Nine years have passed since the two sisters-in-law, 23-year Nelofar and 17-year Asiya, were found dead under mysterious circumstances near Rambiara stream outside Shopian town this day in 2009. The circumstances under which the two hapless women went missing the previous evening made the people of the area believe that the victims were kidnapped and subsequently raped and murdered. Then chief minister Omar Abdullah, in his very first reaction, went against general perception of rape and murder and called it a case of drowning. But two days after Omar’s impulsive shout, police, much to his embarrassment, registered it as a case of rape and murder. The public anger against the incident forced chief minister to order judicial inquiry. The Commission headed by Justice (rtd) Muzaffar Jan emphatically established that the two ladies were raped before being murdered. Senior police officer Dr Haseeb Mughal, who assisted the Commission in the investigations, too, in his findings, corroborated the perception of rape and murder. The only difference was that Justice Jan pointed fingers towards “some agency” of Jammu and Kashmir Police (insinuation went to SOG) and Dr Mughal doubted some family members could be involved in the crime. The Special Investigation Team (SIT) appointed by then state police chief Kuldeep Khuda also established the rape and murder theory.

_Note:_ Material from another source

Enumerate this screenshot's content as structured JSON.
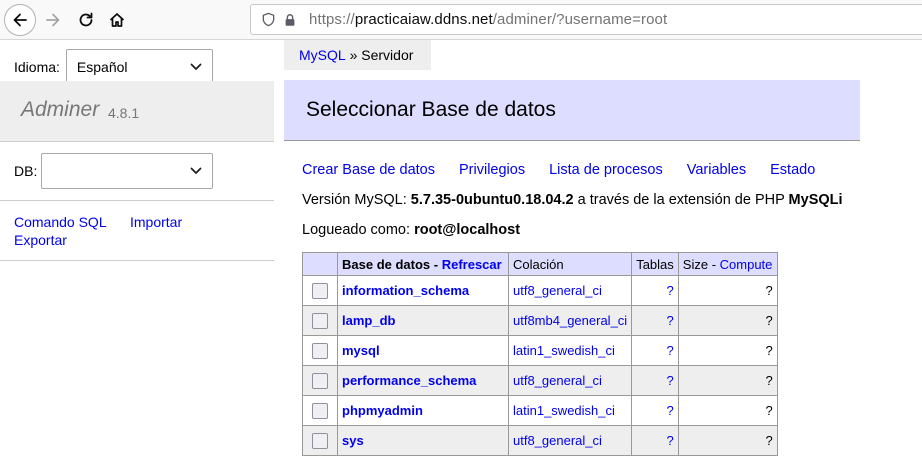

The state agencies were unanimous in describing the death of the two hapless girls as “rape and murder”. They failed only in identifying the perpetrators of the crime or they did not want to identify the culprits. Then Chief Justice Barin Gosh, who, along with Justice Mohammad Yaqoob Mir, was monitoring the SIT investigations, on one occasion, declared in full Court; there is good news. The culprit has left behind enough evidence which could lead to him. On July 23, 2009, Chief Justice said that the arrested policemen (SP Javed matto, DSP Rohit Baskotra, Inspector Shafiq Ahmad (then SHO Shopian), the Sub-Inspector, Gazi Abdul Karim, and the Legal Cell Head, Forensic Science Laboratory, Javaid Iqbal Hafiz (who were arrested at the recommendations of the Jan Commission for destroying evidence) were either involved or knew the guilty. The High Court had earlier (on July 3, 2009) ordered interrogation and Norco analysis of the arrested policemen.
But it was, in fact, the government that did not want to identify and arrest the culprits. Government appeared to be suffering with the problem of credibility. It did not want to against the line chief minister had taken in his very first reaction when he called it a case of drowning. As the SIT and Justice Jan Commission, both, had rejected the drowning theory, it made Omar Abdullah scary. On September 9 (2009), the Omar government handed over the case to CBI notwithstanding the fact High Court (on August 12) had directed the state government not to do so till September 30. Another gross violation of the court orders was committed when CBI brought a team of doctors from Delhi for exhumation of Asiya and Nelofar’s bodies. There were standing orders from the Division Bench of the High Court that if exhumation was needed during the process of investigations it should be done by the Principal of Government Medical College Srinagar, who would nominate the team.
The way CBI investigated the incident and concluded its findings, it looked that the agency tried from day one to make it a case of drowning. Though this theory was rejected by, both, Jan Commission and the SIT. CBI reversed the whole process of investigations and said that no rape and murder had taken place. The CBI recorded all the statements of related people at its Humhama camp. They visited Shopian only to record the distance to the house of the victims from the site of crime just to prove that Asiya and Neelofar attempted to cross the water stream to reach their home earlier and got drowned. Shakeel Ahangar, husband of Neelofar and brother of Asiya, alleged that what he narrated to CBI was not recorded. At the conclusion of the inquiry CBI simply proved Omar Abdullah ‘right’.